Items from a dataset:
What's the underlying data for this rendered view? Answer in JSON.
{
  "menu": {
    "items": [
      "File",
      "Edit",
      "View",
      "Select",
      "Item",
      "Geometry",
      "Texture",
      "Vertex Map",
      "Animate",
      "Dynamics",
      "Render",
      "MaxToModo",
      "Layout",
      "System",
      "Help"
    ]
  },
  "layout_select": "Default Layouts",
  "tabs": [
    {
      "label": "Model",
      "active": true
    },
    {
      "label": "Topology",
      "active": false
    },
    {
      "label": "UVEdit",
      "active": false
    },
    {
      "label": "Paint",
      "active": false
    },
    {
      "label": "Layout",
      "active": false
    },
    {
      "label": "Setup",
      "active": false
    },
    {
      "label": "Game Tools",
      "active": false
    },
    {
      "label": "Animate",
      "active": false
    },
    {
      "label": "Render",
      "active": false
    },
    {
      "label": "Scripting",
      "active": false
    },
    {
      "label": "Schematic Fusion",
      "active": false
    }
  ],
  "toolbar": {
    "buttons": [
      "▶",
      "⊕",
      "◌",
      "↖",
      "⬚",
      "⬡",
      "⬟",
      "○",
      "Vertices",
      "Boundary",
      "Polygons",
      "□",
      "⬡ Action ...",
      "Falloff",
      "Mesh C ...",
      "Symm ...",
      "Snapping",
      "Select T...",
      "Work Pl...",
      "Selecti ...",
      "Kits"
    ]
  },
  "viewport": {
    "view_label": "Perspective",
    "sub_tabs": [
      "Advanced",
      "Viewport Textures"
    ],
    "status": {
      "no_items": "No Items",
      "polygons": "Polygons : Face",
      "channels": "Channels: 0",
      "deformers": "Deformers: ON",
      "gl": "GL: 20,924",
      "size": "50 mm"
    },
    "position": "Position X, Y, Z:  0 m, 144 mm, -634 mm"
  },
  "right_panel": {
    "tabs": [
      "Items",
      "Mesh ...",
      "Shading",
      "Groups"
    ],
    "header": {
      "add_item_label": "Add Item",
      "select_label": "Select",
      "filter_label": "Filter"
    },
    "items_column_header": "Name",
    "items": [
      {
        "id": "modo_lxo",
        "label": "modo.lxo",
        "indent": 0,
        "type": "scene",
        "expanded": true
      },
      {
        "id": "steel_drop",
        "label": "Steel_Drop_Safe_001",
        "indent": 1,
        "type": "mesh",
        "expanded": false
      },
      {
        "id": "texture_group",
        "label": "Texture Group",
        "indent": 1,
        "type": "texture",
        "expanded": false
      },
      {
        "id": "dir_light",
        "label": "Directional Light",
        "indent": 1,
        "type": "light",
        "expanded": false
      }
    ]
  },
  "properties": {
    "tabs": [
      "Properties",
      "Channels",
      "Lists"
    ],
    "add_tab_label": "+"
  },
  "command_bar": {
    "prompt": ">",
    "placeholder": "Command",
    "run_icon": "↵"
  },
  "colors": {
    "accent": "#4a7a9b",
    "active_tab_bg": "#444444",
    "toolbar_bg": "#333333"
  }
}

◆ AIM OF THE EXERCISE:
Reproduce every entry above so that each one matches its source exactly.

◆ TASK ANSWER:
What's the underlying data for this rendered view? Answer in JSON.
{
  "menu": {
    "items": [
      "File",
      "Edit",
      "View",
      "Select",
      "Item",
      "Geometry",
      "Texture",
      "Vertex Map",
      "Animate",
      "Dynamics",
      "Render",
      "MaxToModo",
      "Layout",
      "System",
      "Help"
    ]
  },
  "layout_select": "Default Layouts",
  "tabs": [
    {
      "label": "Model",
      "active": true
    },
    {
      "label": "Topology",
      "active": false
    },
    {
      "label": "UVEdit",
      "active": false
    },
    {
      "label": "Paint",
      "active": false
    },
    {
      "label": "Layout",
      "active": false
    },
    {
      "label": "Setup",
      "active": false
    },
    {
      "label": "Game Tools",
      "active": false
    },
    {
      "label": "Animate",
      "active": false
    },
    {
      "label": "Render",
      "active": false
    },
    {
      "label": "Scripting",
      "active": false
    },
    {
      "label": "Schematic Fusion",
      "active": false
    }
  ],
  "toolbar": {
    "buttons": [
      "▶",
      "⊕",
      "◌",
      "↖",
      "⬚",
      "⬡",
      "⬟",
      "○",
      "Vertices",
      "Boundary",
      "Polygons",
      "□",
      "⬡ Action ...",
      "Falloff",
      "Mesh C ...",
      "Symm ...",
      "Snapping",
      "Select T...",
      "Work Pl...",
      "Selecti ...",
      "Kits"
    ]
  },
  "viewport": {
    "view_label": "Perspective",
    "sub_tabs": [
      "Advanced",
      "Viewport Textures"
    ],
    "status": {
      "no_items": "No Items",
      "polygons": "Polygons : Face",
      "channels": "Channels: 0",
      "deformers": "Deformers: ON",
      "gl": "GL: 20,924",
      "size": "50 mm"
    },
    "position": "Position X, Y, Z:  0 m, 144 mm, -634 mm"
  },
  "right_panel": {
    "tabs": [
      "Items",
      "Mesh ...",
      "Shading",
      "Groups"
    ],
    "header": {
      "add_item_label": "Add Item",
      "select_label": "Select",
      "filter_label": "Filter"
    },
    "items_column_header": "Name",
    "items": [
      {
        "id": "modo_lxo",
        "label": "modo.lxo",
        "indent": 0,
        "type": "scene",
        "expanded": true
      },
      {
        "id": "steel_drop",
        "label": "Steel_Drop_Safe_001",
        "indent": 1,
        "type": "mesh",
        "expanded": false
      },
      {
        "id": "texture_group",
        "label": "Texture Group",
        "indent": 1,
        "type": "texture",
        "expanded": false
      },
      {
        "id": "dir_light",
        "label": "Directional Light",
        "indent": 1,
        "type": "light",
        "expanded": false
      }
    ]
  },
  "properties": {
    "tabs": [
      "Properties",
      "Channels",
      "Lists"
    ],
    "add_tab_label": "+"
  },
  "command_bar": {
    "prompt": ">",
    "placeholder": "Command",
    "run_icon": "↵"
  },
  "colors": {
    "accent": "#4a7a9b",
    "active_tab_bg": "#444444",
    "toolbar_bg": "#333333"
  }
}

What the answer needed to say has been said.